* _TASK DESCRIPTION_
Copy out the full listing that comes next, exactly.

* _PROVIDED DATA_
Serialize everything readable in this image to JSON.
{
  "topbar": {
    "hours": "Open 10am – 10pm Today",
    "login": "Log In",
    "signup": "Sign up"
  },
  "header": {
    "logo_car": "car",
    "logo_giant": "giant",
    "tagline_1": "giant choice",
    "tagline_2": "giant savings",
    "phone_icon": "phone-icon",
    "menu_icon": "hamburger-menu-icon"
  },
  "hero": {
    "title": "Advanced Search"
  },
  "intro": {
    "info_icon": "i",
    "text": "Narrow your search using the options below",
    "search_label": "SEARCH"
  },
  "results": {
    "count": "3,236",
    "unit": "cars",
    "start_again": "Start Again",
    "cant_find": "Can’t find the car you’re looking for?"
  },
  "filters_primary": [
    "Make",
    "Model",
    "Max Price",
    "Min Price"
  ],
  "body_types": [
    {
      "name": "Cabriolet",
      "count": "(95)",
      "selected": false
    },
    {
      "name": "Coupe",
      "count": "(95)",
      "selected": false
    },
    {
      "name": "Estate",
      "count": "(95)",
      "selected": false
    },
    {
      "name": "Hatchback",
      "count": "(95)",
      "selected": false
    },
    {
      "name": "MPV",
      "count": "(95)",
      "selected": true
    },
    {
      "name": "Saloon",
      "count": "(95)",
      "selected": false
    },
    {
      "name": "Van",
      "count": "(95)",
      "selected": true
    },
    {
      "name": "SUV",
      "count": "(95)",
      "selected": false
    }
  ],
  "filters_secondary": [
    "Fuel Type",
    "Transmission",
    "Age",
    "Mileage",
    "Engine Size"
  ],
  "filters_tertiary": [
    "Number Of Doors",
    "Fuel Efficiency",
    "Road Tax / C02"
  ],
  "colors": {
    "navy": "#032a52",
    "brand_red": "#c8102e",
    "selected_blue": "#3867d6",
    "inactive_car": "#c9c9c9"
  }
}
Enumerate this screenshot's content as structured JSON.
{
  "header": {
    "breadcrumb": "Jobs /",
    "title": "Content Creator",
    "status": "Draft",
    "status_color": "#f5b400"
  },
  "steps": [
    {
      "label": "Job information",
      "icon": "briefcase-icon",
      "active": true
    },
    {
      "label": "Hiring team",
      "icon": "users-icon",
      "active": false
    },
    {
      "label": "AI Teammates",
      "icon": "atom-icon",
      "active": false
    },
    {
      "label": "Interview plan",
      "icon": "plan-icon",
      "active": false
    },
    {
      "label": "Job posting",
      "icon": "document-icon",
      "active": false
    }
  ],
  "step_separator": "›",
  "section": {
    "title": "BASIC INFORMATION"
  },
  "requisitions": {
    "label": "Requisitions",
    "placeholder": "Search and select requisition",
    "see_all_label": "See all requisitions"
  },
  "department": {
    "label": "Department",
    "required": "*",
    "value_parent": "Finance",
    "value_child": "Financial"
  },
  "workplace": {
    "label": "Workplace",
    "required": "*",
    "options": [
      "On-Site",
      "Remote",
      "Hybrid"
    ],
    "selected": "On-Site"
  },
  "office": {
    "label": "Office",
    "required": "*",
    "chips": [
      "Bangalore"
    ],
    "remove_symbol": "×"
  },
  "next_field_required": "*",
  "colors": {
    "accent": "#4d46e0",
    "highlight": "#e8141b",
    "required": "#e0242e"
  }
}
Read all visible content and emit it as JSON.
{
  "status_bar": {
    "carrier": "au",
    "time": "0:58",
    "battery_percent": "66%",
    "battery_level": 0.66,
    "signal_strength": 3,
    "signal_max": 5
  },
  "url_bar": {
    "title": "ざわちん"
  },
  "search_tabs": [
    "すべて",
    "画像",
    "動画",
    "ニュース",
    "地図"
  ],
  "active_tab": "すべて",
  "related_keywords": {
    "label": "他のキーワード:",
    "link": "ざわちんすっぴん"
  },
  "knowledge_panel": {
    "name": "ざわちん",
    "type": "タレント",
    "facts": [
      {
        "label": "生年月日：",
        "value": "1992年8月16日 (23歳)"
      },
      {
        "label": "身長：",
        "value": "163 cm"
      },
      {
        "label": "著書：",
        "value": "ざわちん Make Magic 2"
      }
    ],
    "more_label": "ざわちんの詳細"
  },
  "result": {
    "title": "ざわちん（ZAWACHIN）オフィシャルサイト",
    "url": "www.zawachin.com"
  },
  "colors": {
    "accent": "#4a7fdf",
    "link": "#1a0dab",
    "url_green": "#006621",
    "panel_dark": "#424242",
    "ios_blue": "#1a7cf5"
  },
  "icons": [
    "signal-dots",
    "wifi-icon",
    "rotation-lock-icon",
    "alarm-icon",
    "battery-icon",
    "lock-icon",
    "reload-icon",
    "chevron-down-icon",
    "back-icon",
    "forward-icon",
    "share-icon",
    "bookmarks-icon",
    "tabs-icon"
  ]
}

* _SOLUTION TO THIS TASK_
Serialize everything readable in this image to JSON.
{
  "topbar": {
    "hours": "Open 10am – 10pm Today",
    "login": "Log In",
    "signup": "Sign up"
  },
  "header": {
    "logo_car": "car",
    "logo_giant": "giant",
    "tagline_1": "giant choice",
    "tagline_2": "giant savings",
    "phone_icon": "phone-icon",
    "menu_icon": "hamburger-menu-icon"
  },
  "hero": {
    "title": "Advanced Search"
  },
  "intro": {
    "info_icon": "i",
    "text": "Narrow your search using the options below",
    "search_label": "SEARCH"
  },
  "results": {
    "count": "3,236",
    "unit": "cars",
    "start_again": "Start Again",
    "cant_find": "Can’t find the car you’re looking for?"
  },
  "filters_primary": [
    "Make",
    "Model",
    "Max Price",
    "Min Price"
  ],
  "body_types": [
    {
      "name": "Cabriolet",
      "count": "(95)",
      "selected": false
    },
    {
      "name": "Coupe",
      "count": "(95)",
      "selected": false
    },
    {
      "name": "Estate",
      "count": "(95)",
      "selected": false
    },
    {
      "name": "Hatchback",
      "count": "(95)",
      "selected": false
    },
    {
      "name": "MPV",
      "count": "(95)",
      "selected": true
    },
    {
      "name": "Saloon",
      "count": "(95)",
      "selected": false
    },
    {
      "name": "Van",
      "count": "(95)",
      "selected": true
    },
    {
      "name": "SUV",
      "count": "(95)",
      "selected": false
    }
  ],
  "filters_secondary": [
    "Fuel Type",
    "Transmission",
    "Age",
    "Mileage",
    "Engine Size"
  ],
  "filters_tertiary": [
    "Number Of Doors",
    "Fuel Efficiency",
    "Road Tax / C02"
  ],
  "colors": {
    "navy": "#032a52",
    "brand_red": "#c8102e",
    "selected_blue": "#3867d6",
    "inactive_car": "#c9c9c9"
  }
}
Enumerate this screenshot's content as structured JSON.
{
  "header": {
    "breadcrumb": "Jobs /",
    "title": "Content Creator",
    "status": "Draft",
    "status_color": "#f5b400"
  },
  "steps": [
    {
      "label": "Job information",
      "icon": "briefcase-icon",
      "active": true
    },
    {
      "label": "Hiring team",
      "icon": "users-icon",
      "active": false
    },
    {
      "label": "AI Teammates",
      "icon": "atom-icon",
      "active": false
    },
    {
      "label": "Interview plan",
      "icon": "plan-icon",
      "active": false
    },
    {
      "label": "Job posting",
      "icon": "document-icon",
      "active": false
    }
  ],
  "step_separator": "›",
  "section": {
    "title": "BASIC INFORMATION"
  },
  "requisitions": {
    "label": "Requisitions",
    "placeholder": "Search and select requisition",
    "see_all_label": "See all requisitions"
  },
  "department": {
    "label": "Department",
    "required": "*",
    "value_parent": "Finance",
    "value_child": "Financial"
  },
  "workplace": {
    "label": "Workplace",
    "required": "*",
    "options": [
      "On-Site",
      "Remote",
      "Hybrid"
    ],
    "selected": "On-Site"
  },
  "office": {
    "label": "Office",
    "required": "*",
    "chips": [
      "Bangalore"
    ],
    "remove_symbol": "×"
  },
  "next_field_required": "*",
  "colors": {
    "accent": "#4d46e0",
    "highlight": "#e8141b",
    "required": "#e0242e"
  }
}
Read all visible content and emit it as JSON.
{
  "status_bar": {
    "carrier": "au",
    "time": "0:58",
    "battery_percent": "66%",
    "battery_level": 0.66,
    "signal_strength": 3,
    "signal_max": 5
  },
  "url_bar": {
    "title": "ざわちん"
  },
  "search_tabs": [
    "すべて",
    "画像",
    "動画",
    "ニュース",
    "地図"
  ],
  "active_tab": "すべて",
  "related_keywords": {
    "label": "他のキーワード:",
    "link": "ざわちんすっぴん"
  },
  "knowledge_panel": {
    "name": "ざわちん",
    "type": "タレント",
    "facts": [
      {
        "label": "生年月日：",
        "value": "1992年8月16日 (23歳)"
      },
      {
        "label": "身長：",
        "value": "163 cm"
      },
      {
        "label": "著書：",
        "value": "ざわちん Make Magic 2"
      }
    ],
    "more_label": "ざわちんの詳細"
  },
  "result": {
    "title": "ざわちん（ZAWACHIN）オフィシャルサイト",
    "url": "www.zawachin.com"
  },
  "colors": {
    "accent": "#4a7fdf",
    "link": "#1a0dab",
    "url_green": "#006621",
    "panel_dark": "#424242",
    "ios_blue": "#1a7cf5"
  },
  "icons": [
    "signal-dots",
    "wifi-icon",
    "rotation-lock-icon",
    "alarm-icon",
    "battery-icon",
    "lock-icon",
    "reload-icon",
    "chevron-down-icon",
    "back-icon",
    "forward-icon",
    "share-icon",
    "bookmarks-icon",
    "tabs-icon"
  ]
}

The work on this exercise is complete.